■ **Exercise instructions**
Whenever a line in the records below holds the string "this", include it in the count, and state the number alone.

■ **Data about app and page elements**
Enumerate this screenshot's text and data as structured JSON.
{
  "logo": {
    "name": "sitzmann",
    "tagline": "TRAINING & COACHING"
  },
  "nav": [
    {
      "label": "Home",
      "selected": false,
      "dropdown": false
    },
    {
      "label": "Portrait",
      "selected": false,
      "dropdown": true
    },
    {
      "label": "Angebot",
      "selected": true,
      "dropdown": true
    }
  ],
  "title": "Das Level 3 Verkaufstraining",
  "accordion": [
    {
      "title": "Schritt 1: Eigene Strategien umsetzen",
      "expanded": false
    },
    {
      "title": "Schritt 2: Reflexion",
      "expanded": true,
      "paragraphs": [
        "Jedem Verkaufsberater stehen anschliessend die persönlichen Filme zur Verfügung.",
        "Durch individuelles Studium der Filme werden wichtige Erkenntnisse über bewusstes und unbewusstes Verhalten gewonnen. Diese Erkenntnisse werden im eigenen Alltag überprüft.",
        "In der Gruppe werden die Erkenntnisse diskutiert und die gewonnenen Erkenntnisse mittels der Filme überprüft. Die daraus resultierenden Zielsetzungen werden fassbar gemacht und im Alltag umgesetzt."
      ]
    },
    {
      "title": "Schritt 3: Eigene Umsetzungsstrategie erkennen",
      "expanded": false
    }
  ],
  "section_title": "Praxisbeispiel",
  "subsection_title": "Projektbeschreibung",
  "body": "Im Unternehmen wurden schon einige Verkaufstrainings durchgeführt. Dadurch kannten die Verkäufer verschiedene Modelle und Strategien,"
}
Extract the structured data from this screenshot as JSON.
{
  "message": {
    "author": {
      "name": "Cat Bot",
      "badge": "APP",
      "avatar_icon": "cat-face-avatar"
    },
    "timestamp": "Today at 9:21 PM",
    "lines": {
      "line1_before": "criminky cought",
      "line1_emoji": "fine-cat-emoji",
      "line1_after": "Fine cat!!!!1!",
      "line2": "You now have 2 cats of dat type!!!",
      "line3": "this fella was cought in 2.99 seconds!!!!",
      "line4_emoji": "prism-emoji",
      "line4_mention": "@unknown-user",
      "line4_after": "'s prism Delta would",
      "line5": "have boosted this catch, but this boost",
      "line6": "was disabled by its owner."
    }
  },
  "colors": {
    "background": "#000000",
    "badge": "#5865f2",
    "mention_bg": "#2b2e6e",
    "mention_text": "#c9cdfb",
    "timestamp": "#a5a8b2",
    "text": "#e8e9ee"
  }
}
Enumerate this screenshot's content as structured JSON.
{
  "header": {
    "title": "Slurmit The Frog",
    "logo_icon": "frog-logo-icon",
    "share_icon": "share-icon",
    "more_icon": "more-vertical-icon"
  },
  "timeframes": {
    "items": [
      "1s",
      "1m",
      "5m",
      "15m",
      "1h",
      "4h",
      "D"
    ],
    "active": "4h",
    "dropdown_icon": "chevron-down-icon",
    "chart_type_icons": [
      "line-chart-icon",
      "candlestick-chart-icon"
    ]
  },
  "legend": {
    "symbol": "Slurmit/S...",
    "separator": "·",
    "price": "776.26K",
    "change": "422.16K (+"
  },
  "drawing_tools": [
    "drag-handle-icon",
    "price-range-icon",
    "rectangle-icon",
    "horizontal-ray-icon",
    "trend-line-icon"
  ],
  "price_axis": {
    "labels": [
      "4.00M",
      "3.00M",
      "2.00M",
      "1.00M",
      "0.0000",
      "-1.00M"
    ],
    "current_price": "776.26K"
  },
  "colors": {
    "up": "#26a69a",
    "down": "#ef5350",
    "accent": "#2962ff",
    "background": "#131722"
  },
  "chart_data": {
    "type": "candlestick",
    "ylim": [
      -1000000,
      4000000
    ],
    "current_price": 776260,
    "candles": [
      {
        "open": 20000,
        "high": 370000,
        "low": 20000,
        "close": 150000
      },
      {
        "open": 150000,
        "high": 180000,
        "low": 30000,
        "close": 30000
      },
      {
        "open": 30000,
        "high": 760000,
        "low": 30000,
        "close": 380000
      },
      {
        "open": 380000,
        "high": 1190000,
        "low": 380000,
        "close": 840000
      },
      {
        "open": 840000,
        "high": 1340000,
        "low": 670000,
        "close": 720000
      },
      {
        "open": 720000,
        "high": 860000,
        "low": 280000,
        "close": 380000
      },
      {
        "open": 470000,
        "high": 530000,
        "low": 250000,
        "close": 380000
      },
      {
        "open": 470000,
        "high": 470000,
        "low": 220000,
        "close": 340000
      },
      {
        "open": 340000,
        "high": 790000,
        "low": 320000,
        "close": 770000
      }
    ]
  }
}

■ **Output below**
5